The virus known as EV-D68, which has affected more than 1,100 people in the US, has now been reported in Denmark, reports TV2.
Thea Kølsen Fischer, head doctor at the State Serum Institute, confirmed a French boy was infected with the virus and suffered paralysis and respiratory problems. The boy needed a ventilator to help him breathe.
“The reason the disease mainly affects children is that we as adults have been exposed to a lot of viruses throughout our lives,” Fischer said. “Consequently many of us formed antibodies against many diseases, including enterovirus diseases [like EV-D68], that many children have not formed yet.”

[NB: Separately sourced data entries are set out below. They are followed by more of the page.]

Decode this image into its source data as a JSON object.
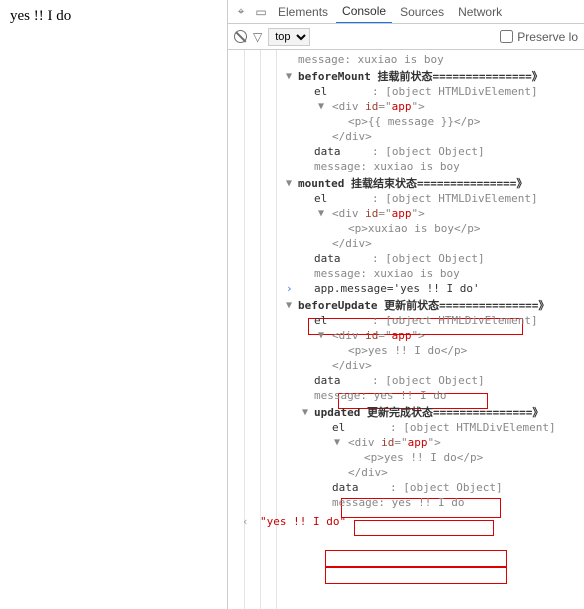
{
  "page_text": "yes !! I do",
  "tabs": {
    "inspect_icon": "⌖",
    "device_icon": "▭",
    "elements": "Elements",
    "console": "Console",
    "sources": "Sources",
    "network": "Network",
    "more": "…"
  },
  "filter": {
    "context": "top",
    "preserve_label": "Preserve lo"
  },
  "log": {
    "msg1": "message: xuxiao is boy",
    "beforeMount": {
      "title": "beforeMount 挂载前状态===============》",
      "el_label": "el",
      "el_val": ": [object HTMLDivElement]",
      "div_open": "<div id=\"app\">",
      "p": "<p>{{ message }}</p>",
      "div_close": "</div>",
      "data_label": "data",
      "data_val": ": [object Object]",
      "msg": "message: xuxiao is boy"
    },
    "mounted": {
      "title": "mounted 挂载结束状态===============》",
      "el_label": "el",
      "el_val": ": [object HTMLDivElement]",
      "div_open": "<div id=\"app\">",
      "p": "<p>xuxiao is boy</p>",
      "div_close": "</div>",
      "data_label": "data",
      "data_val": ": [object Object]",
      "msg": "message: xuxiao is boy"
    },
    "input": "app.message='yes !! I do'",
    "beforeUpdate": {
      "title": "beforeUpdate 更新前状态===============》",
      "el_label": "el",
      "el_val": ": [object HTMLDivElement]",
      "div_open": "<div id=\"app\">",
      "p": "<p>yes !! I do</p>",
      "div_close": "</div>",
      "data_label": "data",
      "data_val": ": [object Object]",
      "msg": "message: yes !! I do"
    },
    "updated": {
      "title": "updated 更新完成状态===============》",
      "el_label": "el",
      "el_val": ": [object HTMLDivElement]",
      "div_open": "<div id=\"app\">",
      "p": "<p>yes !! I do</p>",
      "div_close": "</div>",
      "data_label": "data",
      "data_val": ": [object Object]",
      "msg": "message: yes !! I do"
    },
    "return": "\"yes !! I do\""
  }
}
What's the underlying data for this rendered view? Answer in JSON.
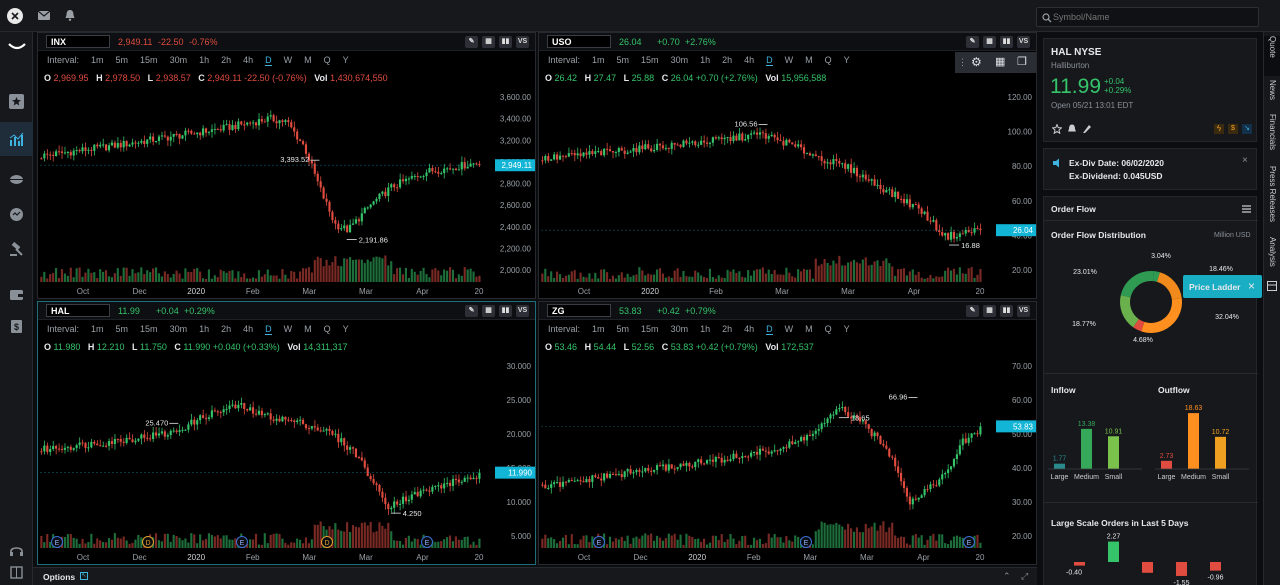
{
  "topbar": {
    "search_placeholder": "Symbol/Name"
  },
  "charts": [
    {
      "id": "inx",
      "symbol": "INX",
      "last": "2,949.11",
      "change": "-22.50",
      "change_pct": "-0.76%",
      "direction": "down",
      "intervals": [
        "Interval:",
        "1m",
        "5m",
        "15m",
        "30m",
        "1h",
        "2h",
        "4h",
        "D",
        "W",
        "M",
        "Q",
        "Y"
      ],
      "active_interval": "D",
      "ohlc": {
        "o": "2,969.95",
        "h": "2,978.50",
        "l": "2,938.57",
        "c": "2,949.11",
        "chg": "-22.50 (-0.76%)",
        "vol": "1,430,674,550"
      },
      "y_ticks": [
        "3,600.00",
        "3,400.00",
        "3,200.00",
        "3,000.00",
        "2,800.00",
        "2,600.00",
        "2,400.00",
        "2,200.00",
        "2,000.00"
      ],
      "x_ticks": [
        "Oct",
        "Dec",
        "2020",
        "Feb",
        "Mar",
        "Mar",
        "Apr",
        "20"
      ],
      "high_label": "3,393.52",
      "low_label": "2,191.86",
      "price_tag": "2,949.11"
    },
    {
      "id": "uso",
      "symbol": "USO",
      "last": "26.04",
      "change": "+0.70",
      "change_pct": "+2.76%",
      "direction": "up",
      "intervals": [
        "Interval:",
        "1m",
        "5m",
        "15m",
        "30m",
        "1h",
        "2h",
        "4h",
        "D",
        "W",
        "M",
        "Q",
        "Y"
      ],
      "active_interval": "D",
      "ohlc": {
        "o": "26.42",
        "h": "27.47",
        "l": "25.88",
        "c": "26.04",
        "chg": "+0.70 (+2.76%)",
        "vol": "15,956,588"
      },
      "y_ticks": [
        "120.00",
        "100.00",
        "80.00",
        "60.00",
        "40.00",
        "20.00"
      ],
      "x_ticks": [
        "Oct",
        "2020",
        "Feb",
        "Mar",
        "Mar",
        "Apr",
        "20"
      ],
      "high_label": "106.56",
      "low_label": "16.88",
      "price_tag": "26.04"
    },
    {
      "id": "hal",
      "symbol": "HAL",
      "last": "11.99",
      "change": "+0.04",
      "change_pct": "+0.29%",
      "direction": "up",
      "intervals": [
        "Interval:",
        "1m",
        "5m",
        "15m",
        "30m",
        "1h",
        "2h",
        "4h",
        "D",
        "W",
        "M",
        "Q",
        "Y"
      ],
      "active_interval": "D",
      "ohlc": {
        "o": "11.980",
        "h": "12.210",
        "l": "11.750",
        "c": "11.990",
        "chg": "+0.040 (+0.33%)",
        "vol": "14,311,317"
      },
      "y_ticks": [
        "30.000",
        "25.000",
        "20.000",
        "15.000",
        "10.000",
        "5.000"
      ],
      "x_ticks": [
        "Oct",
        "Dec",
        "2020",
        "Feb",
        "Mar",
        "Mar",
        "Apr",
        "20"
      ],
      "high_label": "25.470",
      "low_label": "4.250",
      "price_tag": "11.990",
      "event_markers": [
        "E",
        "D",
        "E",
        "D",
        "E"
      ]
    },
    {
      "id": "zg",
      "symbol": "ZG",
      "last": "53.83",
      "change": "+0.42",
      "change_pct": "+0.79%",
      "direction": "up",
      "intervals": [
        "Interval:",
        "1m",
        "5m",
        "15m",
        "30m",
        "1h",
        "2h",
        "4h",
        "D",
        "W",
        "M",
        "Q",
        "Y"
      ],
      "active_interval": "D",
      "ohlc": {
        "o": "53.46",
        "h": "54.44",
        "l": "52.56",
        "c": "53.83",
        "chg": "+0.42 (+0.79%)",
        "vol": "172,537"
      },
      "y_ticks": [
        "70.00",
        "60.00",
        "50.00",
        "40.00",
        "30.00",
        "20.00"
      ],
      "x_ticks": [
        "Oct",
        "Dec",
        "2020",
        "Feb",
        "Mar",
        "Mar",
        "Apr",
        "20"
      ],
      "high_label": "66.96",
      "low_label": "18.65",
      "price_tag": "53.83",
      "event_markers": [
        "E",
        "E",
        "E"
      ]
    }
  ],
  "quote": {
    "title": "HAL NYSE",
    "name": "Halliburton",
    "price": "11.99",
    "change": "+0.04",
    "change_pct": "+0.29%",
    "open_time": "Open 05/21 13:01 EDT"
  },
  "dividend": {
    "date": "Ex-Div Date: 06/02/2020",
    "amount": "Ex-Dividend: 0.045USD"
  },
  "order_flow": {
    "title": "Order Flow",
    "dist_title": "Order Flow Distribution",
    "unit": "Million USD",
    "donut": [
      {
        "label": "3.04%",
        "value": 3.04,
        "color": "#2e9a52"
      },
      {
        "label": "18.46%",
        "value": 18.46,
        "color": "#f08a1c"
      },
      {
        "label": "32.04%",
        "value": 32.04,
        "color": "#ff8f1f"
      },
      {
        "label": "4.68%",
        "value": 4.68,
        "color": "#e04c3f"
      },
      {
        "label": "18.77%",
        "value": 18.77,
        "color": "#6ab04c"
      },
      {
        "label": "23.01%",
        "value": 23.01,
        "color": "#2e9a52"
      }
    ],
    "price_ladder_label": "Price Ladder",
    "inflow": {
      "title": "Inflow",
      "categories": [
        "Large",
        "Medium",
        "Small"
      ],
      "values": [
        1.77,
        13.38,
        10.91
      ],
      "labels": [
        "1.77",
        "13.38",
        "10.91"
      ]
    },
    "outflow": {
      "title": "Outflow",
      "categories": [
        "Large",
        "Medium",
        "Small"
      ],
      "values": [
        2.73,
        18.63,
        10.72
      ],
      "labels": [
        "2.73",
        "18.63",
        "10.72"
      ]
    },
    "large_orders_title": "Large Scale Orders in Last 5 Days",
    "large_orders": [
      {
        "label": "-0.40",
        "value": -0.4
      },
      {
        "label": "2.27",
        "value": 2.27
      },
      {
        "label": "",
        "value": -1.2
      },
      {
        "label": "-1.55",
        "value": -1.55
      },
      {
        "label": "-0.96",
        "value": -0.96
      }
    ]
  },
  "vertical_tabs": [
    "Quote",
    "News",
    "Financials",
    "Press Releases",
    "Analysis"
  ],
  "bottom": {
    "options_label": "Options"
  },
  "colors": {
    "up": "#35c46a",
    "down": "#e04c3f",
    "accent": "#3fb3e0",
    "tag": "#12b5d6"
  }
}
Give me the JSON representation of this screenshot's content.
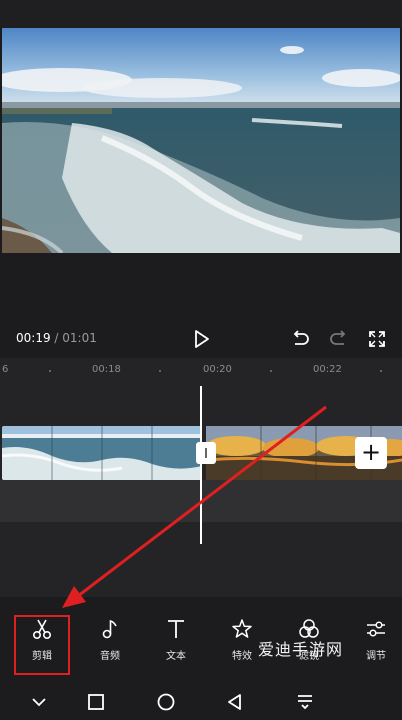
{
  "playback": {
    "current_time": "00:19",
    "separator": " / ",
    "total_duration": "01:01"
  },
  "ruler": {
    "ticks": [
      "6",
      "00:18",
      "00:20",
      "00:22"
    ]
  },
  "timeline": {
    "add_label": "+"
  },
  "toolbar": {
    "items": [
      {
        "label": "剪辑",
        "icon": "scissors-icon"
      },
      {
        "label": "音频",
        "icon": "music-note-icon"
      },
      {
        "label": "文本",
        "icon": "text-icon"
      },
      {
        "label": "特效",
        "icon": "sparkle-star-icon"
      },
      {
        "label": "滤镜",
        "icon": "filter-circles-icon"
      },
      {
        "label": "调节",
        "icon": "adjust-sliders-icon"
      }
    ],
    "highlight_color": "#e02020"
  },
  "watermark": "爱迪手游网",
  "nav": [
    "chevron-down-icon",
    "square-recents-icon",
    "circle-home-icon",
    "triangle-back-icon",
    "menu-lines-icon"
  ],
  "colors": {
    "background": "#1c1c1e",
    "timeline_bg": "#242426",
    "arrow": "#e02020"
  }
}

Last week in Norway two children were struck with temporary paralysis in possible connection with the virus.
Increased cases in 2014
According to Fischer there are very few cases of this virus. Since 2009 there have only been three cases reported in Denmark and by 2012 there were only 95 cases worldwide. However, this year there have been between 1,200 and 1,300 cases reported globally.
In the US, the Centres for Disease Control and Prevention (CDC), is testing to see if there is a direct correlation between the virus and temporary paralysis since 70 children affected with the virus experienced respiratory problems leading up to the paralysis.
Fischer added that a random sampling of 60 patients suffering from respiratory infections showed that one in seven had EV-D68.
Much like the flu
The virus shares the same symptoms as the ordinary flu – fever, runny nose, coughing, muscle aches and painful swallowing. In most cases the virus requires the same treatment. However, severe symptoms can include wheezing and difficulty breathing.
The virus is also spread in the same ways as the ordinary flu.
Fischer recommends, however, that if a child suffers from asthma or a chronic lung disease or has a weakened immune system, parents should consult a doctor as that group of children is more at risk and antibiotics will not have any affect.